[Dataset entries]
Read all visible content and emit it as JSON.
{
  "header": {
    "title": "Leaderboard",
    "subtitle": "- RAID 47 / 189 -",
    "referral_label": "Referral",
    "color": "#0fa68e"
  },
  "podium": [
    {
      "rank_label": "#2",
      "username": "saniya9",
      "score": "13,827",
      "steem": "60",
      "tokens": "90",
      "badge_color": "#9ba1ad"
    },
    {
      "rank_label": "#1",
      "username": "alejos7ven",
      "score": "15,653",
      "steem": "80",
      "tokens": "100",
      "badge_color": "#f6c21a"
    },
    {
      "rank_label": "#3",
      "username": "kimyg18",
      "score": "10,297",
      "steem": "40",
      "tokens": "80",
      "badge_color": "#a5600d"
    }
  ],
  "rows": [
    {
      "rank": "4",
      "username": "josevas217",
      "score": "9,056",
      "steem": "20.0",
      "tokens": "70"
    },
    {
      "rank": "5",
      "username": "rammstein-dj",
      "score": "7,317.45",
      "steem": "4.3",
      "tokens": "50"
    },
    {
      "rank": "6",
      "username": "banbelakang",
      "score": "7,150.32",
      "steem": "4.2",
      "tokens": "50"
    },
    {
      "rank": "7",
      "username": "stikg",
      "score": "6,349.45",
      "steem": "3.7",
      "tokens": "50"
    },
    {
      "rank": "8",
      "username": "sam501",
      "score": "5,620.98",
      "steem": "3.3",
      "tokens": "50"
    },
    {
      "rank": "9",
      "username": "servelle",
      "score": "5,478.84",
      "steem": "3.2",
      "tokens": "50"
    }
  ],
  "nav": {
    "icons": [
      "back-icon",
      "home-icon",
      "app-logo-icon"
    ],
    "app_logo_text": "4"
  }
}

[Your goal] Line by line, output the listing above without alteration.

[Written response]
Read all visible content and emit it as JSON.
{
  "header": {
    "title": "Leaderboard",
    "subtitle": "- RAID 47 / 189 -",
    "referral_label": "Referral",
    "color": "#0fa68e"
  },
  "podium": [
    {
      "rank_label": "#2",
      "username": "saniya9",
      "score": "13,827",
      "steem": "60",
      "tokens": "90",
      "badge_color": "#9ba1ad"
    },
    {
      "rank_label": "#1",
      "username": "alejos7ven",
      "score": "15,653",
      "steem": "80",
      "tokens": "100",
      "badge_color": "#f6c21a"
    },
    {
      "rank_label": "#3",
      "username": "kimyg18",
      "score": "10,297",
      "steem": "40",
      "tokens": "80",
      "badge_color": "#a5600d"
    }
  ],
  "rows": [
    {
      "rank": "4",
      "username": "josevas217",
      "score": "9,056",
      "steem": "20.0",
      "tokens": "70"
    },
    {
      "rank": "5",
      "username": "rammstein-dj",
      "score": "7,317.45",
      "steem": "4.3",
      "tokens": "50"
    },
    {
      "rank": "6",
      "username": "banbelakang",
      "score": "7,150.32",
      "steem": "4.2",
      "tokens": "50"
    },
    {
      "rank": "7",
      "username": "stikg",
      "score": "6,349.45",
      "steem": "3.7",
      "tokens": "50"
    },
    {
      "rank": "8",
      "username": "sam501",
      "score": "5,620.98",
      "steem": "3.3",
      "tokens": "50"
    },
    {
      "rank": "9",
      "username": "servelle",
      "score": "5,478.84",
      "steem": "3.2",
      "tokens": "50"
    }
  ],
  "nav": {
    "icons": [
      "back-icon",
      "home-icon",
      "app-logo-icon"
    ],
    "app_logo_text": "4"
  }
}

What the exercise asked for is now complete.